# EXERCISE PROMPT
Repeat all entries word for word; skip images.

# RECORDS SHOWN
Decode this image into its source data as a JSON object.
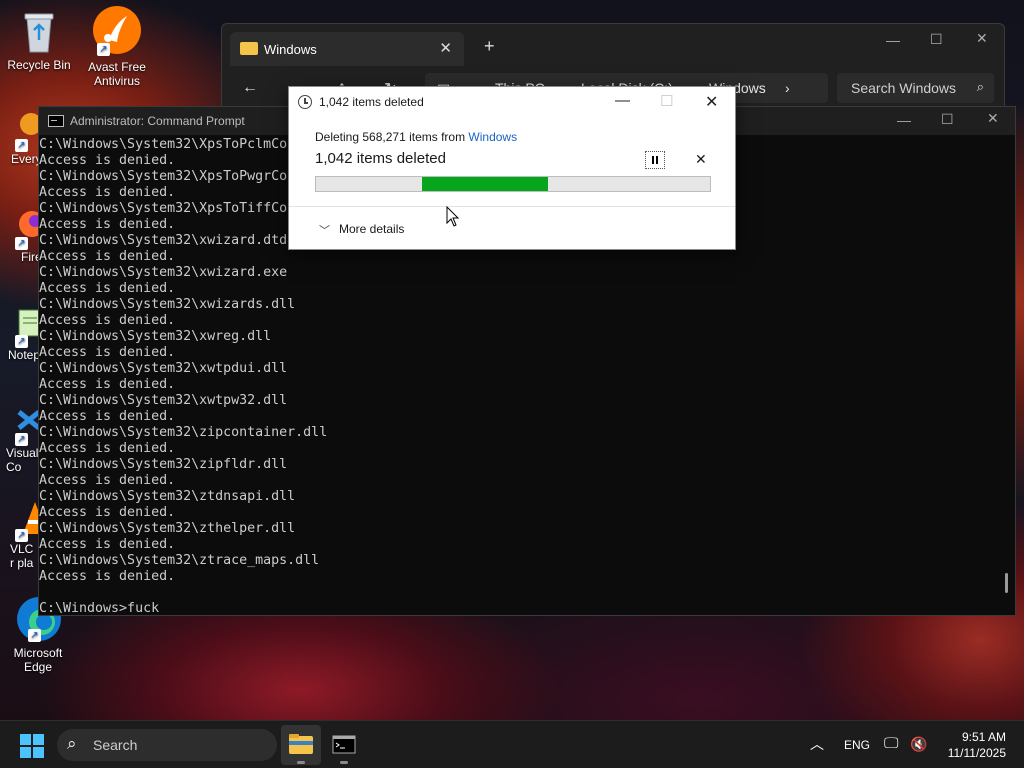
{
  "desktop": {
    "icons": [
      {
        "label": "Recycle Bin"
      },
      {
        "label": "Avast Free Antivirus"
      },
      {
        "label": "Every"
      },
      {
        "label": "Fire"
      },
      {
        "label": "Notep"
      },
      {
        "label": "Visual Co"
      },
      {
        "label": "VLC r pla"
      },
      {
        "label": "Microsoft Edge"
      }
    ]
  },
  "explorer": {
    "tab_title": "Windows",
    "breadcrumb": [
      "This PC",
      "Local Disk (C:)",
      "Windows"
    ],
    "search_placeholder": "Search Windows"
  },
  "cmd": {
    "title": "Administrator: Command Prompt",
    "lines": [
      "C:\\Windows\\System32\\XpsToPclmConverter.dll",
      "Access is denied.",
      "C:\\Windows\\System32\\XpsToPwgrConverter.dll",
      "Access is denied.",
      "C:\\Windows\\System32\\XpsToTiffConverter.dll",
      "Access is denied.",
      "C:\\Windows\\System32\\xwizard.dtd",
      "Access is denied.",
      "C:\\Windows\\System32\\xwizard.exe",
      "Access is denied.",
      "C:\\Windows\\System32\\xwizards.dll",
      "Access is denied.",
      "C:\\Windows\\System32\\xwreg.dll",
      "Access is denied.",
      "C:\\Windows\\System32\\xwtpdui.dll",
      "Access is denied.",
      "C:\\Windows\\System32\\xwtpw32.dll",
      "Access is denied.",
      "C:\\Windows\\System32\\zipcontainer.dll",
      "Access is denied.",
      "C:\\Windows\\System32\\zipfldr.dll",
      "Access is denied.",
      "C:\\Windows\\System32\\ztdnsapi.dll",
      "Access is denied.",
      "C:\\Windows\\System32\\zthelper.dll",
      "Access is denied.",
      "C:\\Windows\\System32\\ztrace_maps.dll",
      "Access is denied.",
      "",
      "C:\\Windows>fuck"
    ]
  },
  "dialog": {
    "title": "1,042 items deleted",
    "deleting_prefix": "Deleting 568,271 items from ",
    "deleting_target": "Windows",
    "status": "1,042 items deleted",
    "progress": {
      "start": 0.27,
      "end": 0.59
    },
    "progress_color": "#06a51b",
    "more_details": "More details"
  },
  "taskbar": {
    "search_placeholder": "Search",
    "language": "ENG",
    "time": "9:51 AM",
    "date": "11/11/2025"
  }
}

# WRITTEN RESPONSE
Decode this image into its source data as a JSON object.
{
  "desktop": {
    "icons": [
      {
        "label": "Recycle Bin"
      },
      {
        "label": "Avast Free Antivirus"
      },
      {
        "label": "Every"
      },
      {
        "label": "Fire"
      },
      {
        "label": "Notep"
      },
      {
        "label": "Visual Co"
      },
      {
        "label": "VLC r pla"
      },
      {
        "label": "Microsoft Edge"
      }
    ]
  },
  "explorer": {
    "tab_title": "Windows",
    "breadcrumb": [
      "This PC",
      "Local Disk (C:)",
      "Windows"
    ],
    "search_placeholder": "Search Windows"
  },
  "cmd": {
    "title": "Administrator: Command Prompt",
    "lines": [
      "C:\\Windows\\System32\\XpsToPclmConverter.dll",
      "Access is denied.",
      "C:\\Windows\\System32\\XpsToPwgrConverter.dll",
      "Access is denied.",
      "C:\\Windows\\System32\\XpsToTiffConverter.dll",
      "Access is denied.",
      "C:\\Windows\\System32\\xwizard.dtd",
      "Access is denied.",
      "C:\\Windows\\System32\\xwizard.exe",
      "Access is denied.",
      "C:\\Windows\\System32\\xwizards.dll",
      "Access is denied.",
      "C:\\Windows\\System32\\xwreg.dll",
      "Access is denied.",
      "C:\\Windows\\System32\\xwtpdui.dll",
      "Access is denied.",
      "C:\\Windows\\System32\\xwtpw32.dll",
      "Access is denied.",
      "C:\\Windows\\System32\\zipcontainer.dll",
      "Access is denied.",
      "C:\\Windows\\System32\\zipfldr.dll",
      "Access is denied.",
      "C:\\Windows\\System32\\ztdnsapi.dll",
      "Access is denied.",
      "C:\\Windows\\System32\\zthelper.dll",
      "Access is denied.",
      "C:\\Windows\\System32\\ztrace_maps.dll",
      "Access is denied.",
      "",
      "C:\\Windows>fuck"
    ]
  },
  "dialog": {
    "title": "1,042 items deleted",
    "deleting_prefix": "Deleting 568,271 items from ",
    "deleting_target": "Windows",
    "status": "1,042 items deleted",
    "progress": {
      "start": 0.27,
      "end": 0.59
    },
    "progress_color": "#06a51b",
    "more_details": "More details"
  },
  "taskbar": {
    "search_placeholder": "Search",
    "language": "ENG",
    "time": "9:51 AM",
    "date": "11/11/2025"
  }
}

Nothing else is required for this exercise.